Full Steam Ahead: 1860-1902

The three cities along the river, Saint Anthony, Minneapolis, and St. Paul, all became boomtowns. The trading along the river was bustling and brought all walks of life to settle in the state, which had grown to a population of 200,000 by this time. French Canadians and Swedes would arrive via riverboat and disembark at ports in St. Paul. Many wealthy businessmen came to town and started spending their stagecoach fortunes by building some of the first Summit Avenue mansions.

Swedish and Irish immigrants flooded the Swede Hollow neighborhood and set up shop via shanties and small shacks along the river and nearby creeks. Unfortunately, they didn’t have many English skills and couldn’t get work, so the downtown area became home to many brothels. This employed many women who had emigrated to the area, but it also became a dangerous profession, with many dying from violence or disease.

History of St.Paul

Renowned landscape architect Horace Cleveland visited St. Paul sometime around 1872 and knew just what the town needed: a citywide park system.
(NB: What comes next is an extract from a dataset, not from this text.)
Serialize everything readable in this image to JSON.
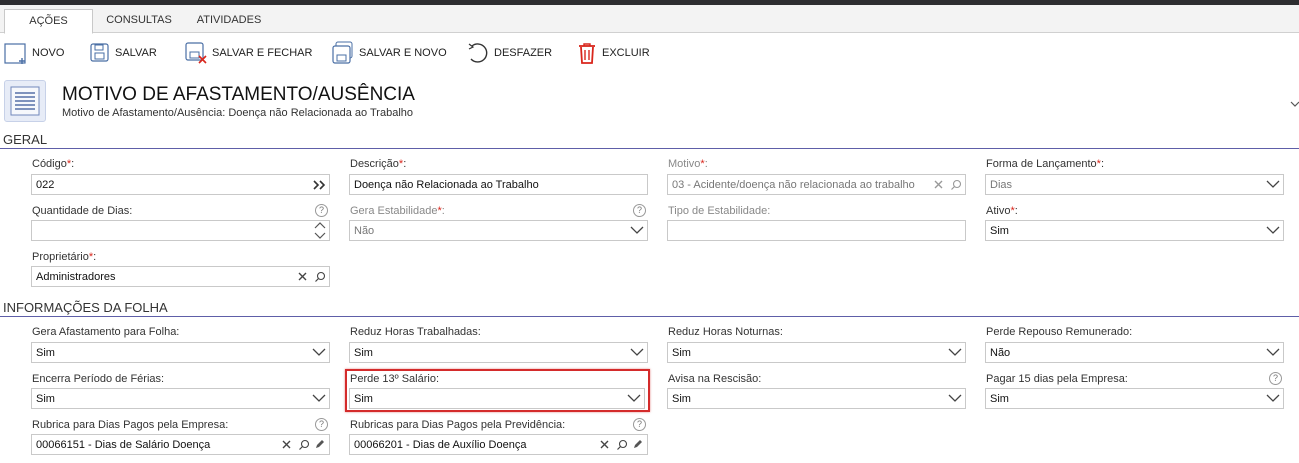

This idea led to Lake Como and Lake Phalen being purchased by the city, which became Como Park Zoo and Conservatory and the infamous Lake Phalen Regional Park that people enjoy today.

In 1886, St. Paul held its first Saint Paul Winter Carnival. The carnival was held in response to a clueless New York reporter claiming St. Paul (and Minnesota in general) to be another Siberia, unfit for any inhabitants. But, of course, we all know that we can handle the cold better than anyone, so St. Paul officials put on the carnival to prove them wrong. And lo-and-behold, the Saint Paul Winter Carnival has been held every year since. Even during the COVID-19 pandemic, St. Paul was committed to upholding Saint Paul’s history and held a safe drive-thru version of the carnival for everyone to enjoy.

In the middle of downtown lies the historic Landmark Center in St. Paul. What is now an arts and culture hub of the city was actually the main Federal Court House and Post Office for the entire upper midwest. Built in 1902, it housed trials of some of the nation’s most infamous criminals like John Dillinger, Baby Face Nelson, and Machine Gun Kelly.

The Twentieth Century: 1903-Today

While Minneapolis was always known as the Mill City, St. Paul thrived in finance and commerce. Saint Paul saw a ton of success with its breweries (Hamm’s, for one), The Minnesota Mining and Manufacturing Company which later became 3M, and many national banks that still stand downtown today.

The city’s history also showcases a massive influx of higher education. Some of the state’s most prominent, more renowned colleges lie in St. Paul: Hamline University, Macalester College, University of St. Thomas, Concordia University, William Mitchel College of Law, and St. Catherine University. All these colleges were built before 1905 and remain standing today with their gorgeous architecture and stunning landscapes.

Concordia St. Paul

Like we stated, St. Paul started as a heavily French, Swedish, and Irish hub for immigration. That later was replaced with incoming Czech, Slovak, Polish, and Italian immigrants. In many of the surrounding areas of St. Paul, you can see the heavily Polish and Italian-inspired architectural and cultural influence. Now, St. Paul is home to a large Mexican population, and 10% of its population is made up of Hmong immigrants, many of whom came here after the Vietnam war post-1976.

Como Zoo Conservatory

Today, St. Paul remains one of the best places to visit in Minnesota with its gorgeous river views, tourist spots like Fort Snelling and Como Zoo, plus its bustling food scene with some of the best restaurants in the state. Now, we don’t want to get in the middle of the never-ending battle of Minneapolis vs. St. Paul, so you can decide for yourself which is the better city.

Do you know what else is in St. Paul? Tons of Bigos apartments! If you want to live in an area that combines city life with the calmness of nature, St. Paul is the place for you. Check out our available listings here, and schedule a showing, then take a walk around downtown St. Paul and check out the gorgeous river views just blocks from your potential new home.

Check out our Properties     
Subscribe
Notify of
guest
0 Comments
Inline Feedbacks
View all comments
Skip to toolbar